* WHAT YOU NEED TO DO *
Tally the lines of the entries in which the string "title" occurs, and say only how many.

* SOURCE DATA *

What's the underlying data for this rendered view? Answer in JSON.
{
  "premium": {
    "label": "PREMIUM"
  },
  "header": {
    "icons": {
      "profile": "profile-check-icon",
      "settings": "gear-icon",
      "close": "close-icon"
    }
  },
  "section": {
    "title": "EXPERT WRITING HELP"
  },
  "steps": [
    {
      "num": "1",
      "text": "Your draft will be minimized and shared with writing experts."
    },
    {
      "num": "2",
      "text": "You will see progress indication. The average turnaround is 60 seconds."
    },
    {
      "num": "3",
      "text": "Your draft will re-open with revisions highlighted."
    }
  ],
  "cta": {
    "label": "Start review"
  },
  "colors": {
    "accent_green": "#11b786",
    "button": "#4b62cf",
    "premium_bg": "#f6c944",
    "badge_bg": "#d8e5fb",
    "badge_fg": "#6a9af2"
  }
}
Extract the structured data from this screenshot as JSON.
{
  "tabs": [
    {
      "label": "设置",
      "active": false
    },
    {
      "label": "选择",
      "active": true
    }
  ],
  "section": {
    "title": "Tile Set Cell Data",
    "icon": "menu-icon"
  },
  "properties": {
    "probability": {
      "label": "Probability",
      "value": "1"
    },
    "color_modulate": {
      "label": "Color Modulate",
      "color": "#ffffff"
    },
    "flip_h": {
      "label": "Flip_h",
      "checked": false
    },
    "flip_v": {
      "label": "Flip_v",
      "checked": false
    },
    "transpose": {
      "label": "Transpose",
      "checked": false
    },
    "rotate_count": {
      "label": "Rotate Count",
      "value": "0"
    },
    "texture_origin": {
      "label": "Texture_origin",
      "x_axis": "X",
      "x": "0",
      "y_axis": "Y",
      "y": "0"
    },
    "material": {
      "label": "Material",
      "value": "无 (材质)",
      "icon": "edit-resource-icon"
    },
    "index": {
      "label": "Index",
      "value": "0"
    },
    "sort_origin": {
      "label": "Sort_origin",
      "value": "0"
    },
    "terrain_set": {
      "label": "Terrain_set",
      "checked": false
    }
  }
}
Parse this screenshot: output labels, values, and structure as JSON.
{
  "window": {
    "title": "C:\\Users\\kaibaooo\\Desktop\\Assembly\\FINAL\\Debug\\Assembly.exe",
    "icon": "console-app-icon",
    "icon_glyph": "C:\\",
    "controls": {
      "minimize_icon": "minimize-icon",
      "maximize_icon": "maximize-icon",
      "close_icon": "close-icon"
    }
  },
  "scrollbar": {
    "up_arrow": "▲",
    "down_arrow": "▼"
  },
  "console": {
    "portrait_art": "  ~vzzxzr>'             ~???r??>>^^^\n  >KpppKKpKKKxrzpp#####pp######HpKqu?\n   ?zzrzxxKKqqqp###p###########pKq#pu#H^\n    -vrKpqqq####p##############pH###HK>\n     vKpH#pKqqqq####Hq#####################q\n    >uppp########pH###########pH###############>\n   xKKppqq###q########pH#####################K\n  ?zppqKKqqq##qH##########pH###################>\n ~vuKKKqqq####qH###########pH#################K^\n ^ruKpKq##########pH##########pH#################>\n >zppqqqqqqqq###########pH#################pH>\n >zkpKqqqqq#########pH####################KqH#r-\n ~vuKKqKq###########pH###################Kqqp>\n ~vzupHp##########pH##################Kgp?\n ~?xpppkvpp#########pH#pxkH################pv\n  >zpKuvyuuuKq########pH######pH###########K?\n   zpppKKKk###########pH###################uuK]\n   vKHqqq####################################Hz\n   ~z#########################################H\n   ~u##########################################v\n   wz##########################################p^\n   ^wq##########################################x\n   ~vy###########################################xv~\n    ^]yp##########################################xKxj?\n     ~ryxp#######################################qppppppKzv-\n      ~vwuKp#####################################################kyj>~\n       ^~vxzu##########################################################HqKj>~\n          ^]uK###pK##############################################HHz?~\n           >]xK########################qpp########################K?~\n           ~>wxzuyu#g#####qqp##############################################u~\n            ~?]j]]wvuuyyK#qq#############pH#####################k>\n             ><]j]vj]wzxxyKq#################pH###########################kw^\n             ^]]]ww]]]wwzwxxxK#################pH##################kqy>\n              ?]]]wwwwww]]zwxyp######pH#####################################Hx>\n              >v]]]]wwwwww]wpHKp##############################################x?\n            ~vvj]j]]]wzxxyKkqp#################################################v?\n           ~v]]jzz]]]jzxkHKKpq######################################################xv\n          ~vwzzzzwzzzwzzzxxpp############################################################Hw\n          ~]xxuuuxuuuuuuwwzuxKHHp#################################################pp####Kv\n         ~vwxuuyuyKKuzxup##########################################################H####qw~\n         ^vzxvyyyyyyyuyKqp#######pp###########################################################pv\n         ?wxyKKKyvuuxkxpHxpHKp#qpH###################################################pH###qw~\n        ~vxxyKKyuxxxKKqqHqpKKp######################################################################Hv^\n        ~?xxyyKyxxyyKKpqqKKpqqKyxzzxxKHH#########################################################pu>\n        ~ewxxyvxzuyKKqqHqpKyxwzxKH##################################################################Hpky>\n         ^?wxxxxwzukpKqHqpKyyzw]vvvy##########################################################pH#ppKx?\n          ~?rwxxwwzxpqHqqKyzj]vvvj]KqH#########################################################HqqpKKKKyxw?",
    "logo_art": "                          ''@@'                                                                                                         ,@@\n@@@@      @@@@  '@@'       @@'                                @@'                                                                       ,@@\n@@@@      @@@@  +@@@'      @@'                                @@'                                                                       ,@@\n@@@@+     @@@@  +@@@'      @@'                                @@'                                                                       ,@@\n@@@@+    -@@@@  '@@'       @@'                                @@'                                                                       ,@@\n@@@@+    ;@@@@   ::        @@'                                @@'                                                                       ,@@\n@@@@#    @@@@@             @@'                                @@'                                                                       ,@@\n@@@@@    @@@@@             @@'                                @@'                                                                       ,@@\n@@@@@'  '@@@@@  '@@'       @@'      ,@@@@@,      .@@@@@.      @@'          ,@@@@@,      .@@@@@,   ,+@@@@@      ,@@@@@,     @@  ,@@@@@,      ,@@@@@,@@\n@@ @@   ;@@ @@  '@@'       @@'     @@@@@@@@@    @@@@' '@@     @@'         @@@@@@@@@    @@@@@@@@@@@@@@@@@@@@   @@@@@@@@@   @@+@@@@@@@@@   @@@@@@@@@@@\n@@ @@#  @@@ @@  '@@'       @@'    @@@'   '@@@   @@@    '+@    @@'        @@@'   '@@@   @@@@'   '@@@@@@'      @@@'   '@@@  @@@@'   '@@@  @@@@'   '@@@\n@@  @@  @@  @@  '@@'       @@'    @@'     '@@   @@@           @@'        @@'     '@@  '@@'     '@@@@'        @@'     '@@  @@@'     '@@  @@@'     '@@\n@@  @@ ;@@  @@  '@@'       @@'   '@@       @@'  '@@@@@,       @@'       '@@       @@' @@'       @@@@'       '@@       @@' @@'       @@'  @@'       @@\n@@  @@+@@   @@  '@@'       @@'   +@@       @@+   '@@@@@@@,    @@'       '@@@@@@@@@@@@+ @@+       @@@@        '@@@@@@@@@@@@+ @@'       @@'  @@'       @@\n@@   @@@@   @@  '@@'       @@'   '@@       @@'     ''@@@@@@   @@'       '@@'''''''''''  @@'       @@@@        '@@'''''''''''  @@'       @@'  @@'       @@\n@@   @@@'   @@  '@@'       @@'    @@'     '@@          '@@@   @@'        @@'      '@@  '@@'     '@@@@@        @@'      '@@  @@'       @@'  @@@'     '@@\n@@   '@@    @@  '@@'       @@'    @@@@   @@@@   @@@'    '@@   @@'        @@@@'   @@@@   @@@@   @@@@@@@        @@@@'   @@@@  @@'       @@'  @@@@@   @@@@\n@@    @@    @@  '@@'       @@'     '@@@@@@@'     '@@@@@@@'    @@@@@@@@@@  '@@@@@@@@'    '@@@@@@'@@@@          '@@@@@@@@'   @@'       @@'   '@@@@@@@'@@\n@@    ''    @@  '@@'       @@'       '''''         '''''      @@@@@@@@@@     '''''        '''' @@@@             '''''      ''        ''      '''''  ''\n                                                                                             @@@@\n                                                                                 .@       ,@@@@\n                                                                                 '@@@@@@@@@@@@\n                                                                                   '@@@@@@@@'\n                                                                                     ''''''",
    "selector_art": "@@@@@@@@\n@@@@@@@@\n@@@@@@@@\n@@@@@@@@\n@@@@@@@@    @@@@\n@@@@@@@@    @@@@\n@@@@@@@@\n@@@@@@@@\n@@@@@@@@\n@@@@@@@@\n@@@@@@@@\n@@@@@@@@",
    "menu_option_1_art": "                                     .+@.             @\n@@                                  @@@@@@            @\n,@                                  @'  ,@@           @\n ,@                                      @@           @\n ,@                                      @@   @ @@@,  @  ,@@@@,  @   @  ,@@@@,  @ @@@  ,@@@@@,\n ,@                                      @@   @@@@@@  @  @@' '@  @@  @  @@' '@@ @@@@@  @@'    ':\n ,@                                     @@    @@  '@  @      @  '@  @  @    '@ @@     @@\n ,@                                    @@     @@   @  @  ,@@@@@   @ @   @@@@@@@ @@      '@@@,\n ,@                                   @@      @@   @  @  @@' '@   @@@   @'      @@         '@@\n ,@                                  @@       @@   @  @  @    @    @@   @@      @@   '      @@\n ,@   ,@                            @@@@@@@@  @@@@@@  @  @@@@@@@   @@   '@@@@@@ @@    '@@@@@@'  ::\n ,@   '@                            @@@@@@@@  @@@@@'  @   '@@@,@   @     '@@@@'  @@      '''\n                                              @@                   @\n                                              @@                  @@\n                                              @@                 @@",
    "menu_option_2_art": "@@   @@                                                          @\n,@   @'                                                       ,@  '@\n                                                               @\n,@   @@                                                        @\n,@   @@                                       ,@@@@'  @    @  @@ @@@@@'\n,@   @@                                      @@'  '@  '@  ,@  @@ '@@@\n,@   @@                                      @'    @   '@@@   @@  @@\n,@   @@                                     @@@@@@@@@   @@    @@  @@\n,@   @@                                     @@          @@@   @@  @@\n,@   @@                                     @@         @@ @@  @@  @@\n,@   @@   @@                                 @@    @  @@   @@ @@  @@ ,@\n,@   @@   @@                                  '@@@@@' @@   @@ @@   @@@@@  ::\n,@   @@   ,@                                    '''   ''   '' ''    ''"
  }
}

* SOLUTION FOR THIS EXERCISE *
3